(La Porte, IN) - It looks, drives, and is just as roomy as other mid-sized cars burning gasoline. That's what LaPorte Mayor Tom Dermody and other city officials are learning about an electric vehicle being tried out on police patrols for the past week.
Dermody on Wednesday began using the four-door car displaying the city's logo on his work-related runs for the next couple of days. He said the only difference was the electric car runs much quieter than traditional vehicles.
“It moves quickly. Fast,” said Dermody during a test run on Wednesday.
The electric 2020 Nissan LEAF is on loan from Crown Point-based South Shore Clean Cities, Inc. The organization, which promotes alternative fuels and other earth-friendly practices, allows many municipalities throughout northern Indiana to use the car for two weeks.
SSCC Project Manager Ryan Lisek said the idea is to change public perception that electric vehicles lack the power, size, and luxury of cars and trucks burning fossil fuel. The vehicle in LaPorte, for example, appeared to be the spitting image of a similar-sized gas-powered vehicle inside and out.
“It’s going to change the way Americans are going to start thinking about electric vehicles,” he said.
LaPorte Police Chief Paul Brettin said the car has the horsepower required for police work. Brettin believes that a slightly larger model with room for people arrested would probably be needed for patrols, but he can see the not too distant future just from his brief time behind the wheel.
“The wave’s coming. It’s going to happen,” Brettin said.
After being parked outside in the cold for hours, the car also doesn't have to warm up before producing heat through the vents in the dashboard.
Sarah Nimetz, the city's Sustainability Program Manager, said the car travels up to 200 miles on a full battery charge.
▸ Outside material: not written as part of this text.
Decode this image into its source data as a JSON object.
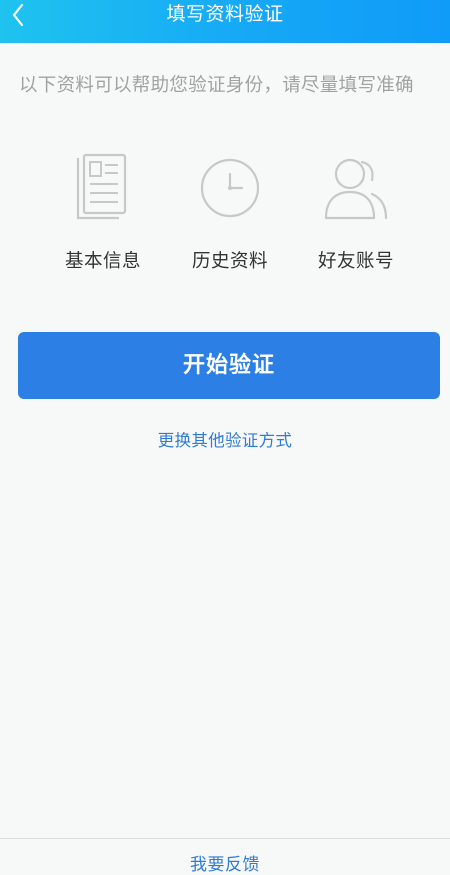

The battery can be plugged into an electrical outlet at home, just like a television set or other appliances. Nimetz said it takes about 10 hours for a low battery to be fully charged in a 110-volt outlet, but just a half-hour or so at an electric vehicle charging station. She said the car has been impressive enough that the city might purchase several electric vehicles.
The sticker price for the car was about $36,000. However, the city could spend less money in the long run from not purchasing gasoline. She said electric vehicles also are known for requiring less maintenance.
All public transportation buses in LaPorte already run on cleaner-burning propane, and the wastewater treatment plant operates on solar energy. In addition, Nimetz said the largest sources of greenhouse gas emissions locally were recently identified. Most emissions in LaPorte come from the commercial and industrial sectors, followed by residential and transportation-related sources.
Nimetz said the findings would allow the city to positively impact climate change by developing and implementing strategies that work best here. Dermody said the city is doing other research in areas like water flow and tree canopies to further contribute to the fight against global warming.
“We’re constantly looking at new ways to do things. This is no longer the La Porte of old,” he said.